* _REQUIRED ACTION_: For each line of the listing that contains "Biden", make a copy and return it.
------------------------------------
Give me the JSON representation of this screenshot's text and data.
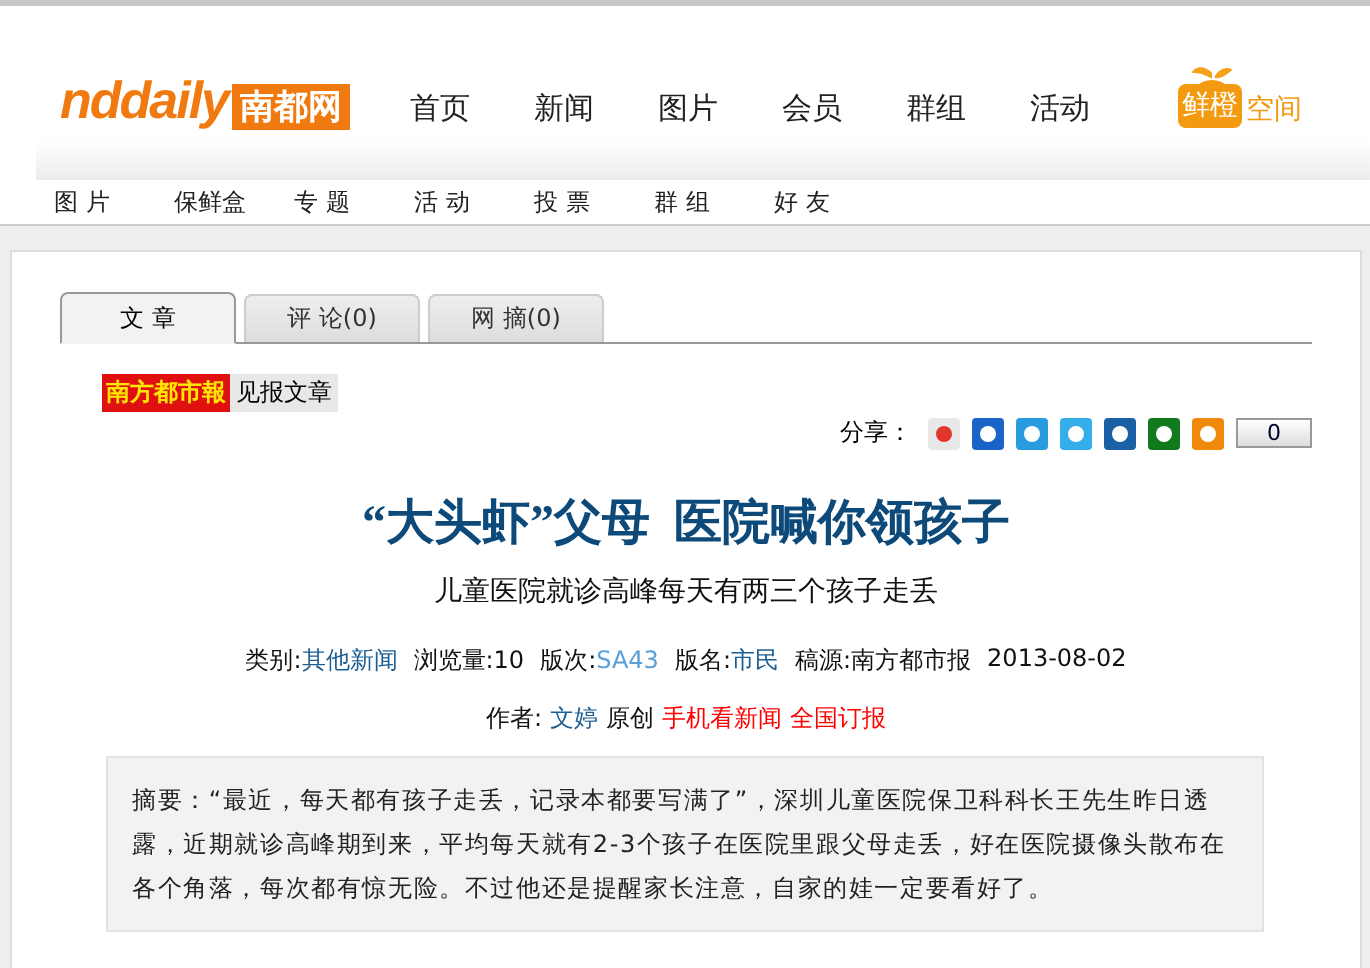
{
  "logo": {
    "latin": "nddaily",
    "chinese": "南都网"
  },
  "nav": [
    "首页",
    "新闻",
    "图片",
    "会员",
    "群组",
    "活动"
  ],
  "brand": {
    "badge": "鲜橙",
    "text": "空间"
  },
  "subnav": [
    "图 片",
    "保鲜盒",
    "专 题",
    "活 动",
    "投 票",
    "群 组",
    "好 友"
  ],
  "tabs": [
    {
      "label": "文 章",
      "selected": true
    },
    {
      "label": "评 论(0)",
      "selected": false
    },
    {
      "label": "网 摘(0)",
      "selected": false
    }
  ],
  "source_badge": {
    "paper": "南方都市報",
    "label": "见报文章"
  },
  "share": {
    "label": "分享：",
    "count": "0"
  },
  "article": {
    "title": "“大头虾”父母  医院喊你领孩子",
    "subtitle": "儿童医院就诊高峰每天有两三个孩子走丢",
    "meta": [
      {
        "label": "类别:",
        "value": "其他新闻",
        "kind": "link"
      },
      {
        "label": "浏览量:",
        "value": "10",
        "kind": "plain"
      },
      {
        "label": "版次:",
        "value": "SA43",
        "kind": "light"
      },
      {
        "label": "版名:",
        "value": "市民",
        "kind": "link"
      },
      {
        "label": "稿源:",
        "value": "南方都市报",
        "kind": "plain"
      }
    ],
    "date": "2013-08-02",
    "author_label": "作者:",
    "author_items": [
      {
        "text": "文婷",
        "kind": "link"
      },
      {
        "text": "原创",
        "kind": "plain"
      },
      {
        "text": "手机看新闻",
        "kind": "red"
      },
      {
        "text": "全国订报",
        "kind": "red"
      }
    ],
    "summary": "摘要：“最近，每天都有孩子走丢，记录本都要写满了”，深圳儿童医院保卫科科长王先生昨日透露，近期就诊高峰期到来，平均每天就有2-3个孩子在医院里跟父母走丢，好在医院摄像头散布在各个角落，每次都有惊无险。不过他还是提醒家长注意，自家的娃一定要看好了。"
  }
}
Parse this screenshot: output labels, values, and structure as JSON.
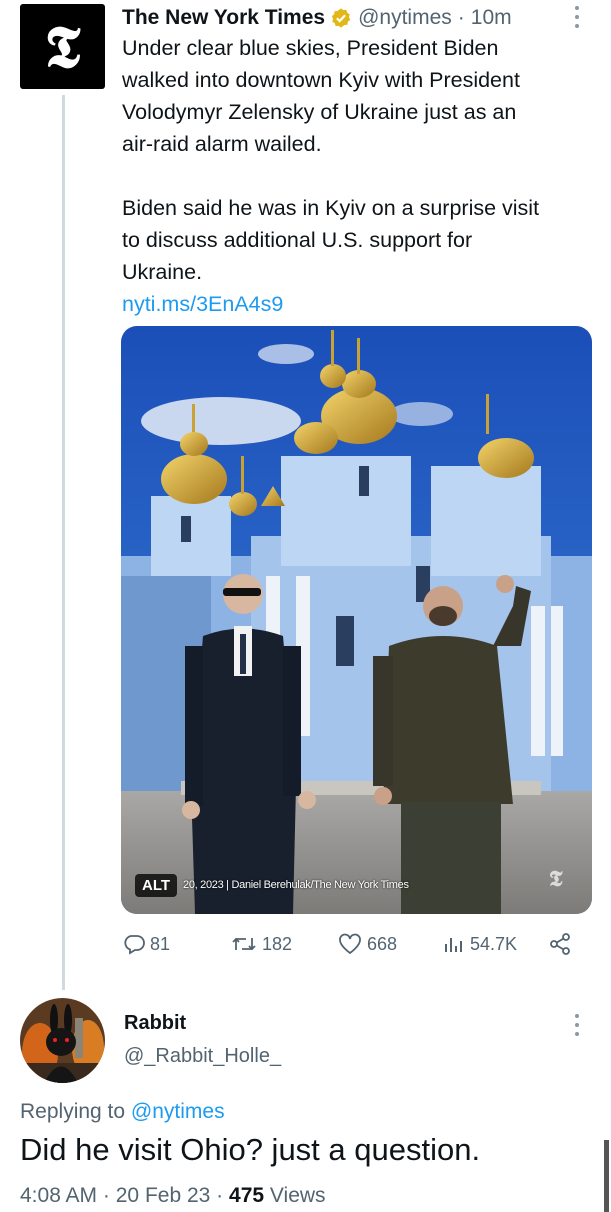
{
  "tweet": {
    "author_name": "The New York Times",
    "logo_glyph": "𝕿",
    "handle": "@nytimes",
    "separator": "·",
    "time_ago": "10m",
    "text_lines": [
      "Under clear blue skies, President Biden",
      "walked into downtown Kyiv with President",
      "Volodymyr Zelensky of Ukraine just as an",
      "air-raid alarm wailed.",
      "Biden said he was in Kyiv on a surprise visit",
      "to discuss additional U.S. support for",
      "Ukraine."
    ],
    "link": "nyti.ms/3EnA4s9",
    "media": {
      "alt_badge": "ALT",
      "caption": "20, 2023 | Daniel Berehulak/The New York Times",
      "watermark": "𝕿"
    },
    "stats": {
      "replies": "81",
      "retweets": "182",
      "likes": "668",
      "views": "54.7K"
    },
    "icons": [
      "verified-badge-icon",
      "more-icon",
      "reply-icon",
      "retweet-icon",
      "like-icon",
      "views-icon",
      "share-icon"
    ]
  },
  "reply": {
    "author_name": "Rabbit",
    "handle": "@_Rabbit_Holle_",
    "replying_prefix": "Replying to",
    "replying_handle": "@nytimes",
    "text": "Did he visit Ohio? just a question.",
    "time": "4:08 AM",
    "sep1": "·",
    "date": "20 Feb 23",
    "sep2": "·",
    "views_count": "475",
    "views_label": "Views"
  },
  "colors": {
    "accent": "#1d9bf0",
    "secondary_text": "#536471",
    "verified_gold": "#e2b719"
  }
}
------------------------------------
* _EXERCISE RESULT_:
      "Under clear blue skies, President Biden",
      "Biden said he was in Kyiv on a surprise visit",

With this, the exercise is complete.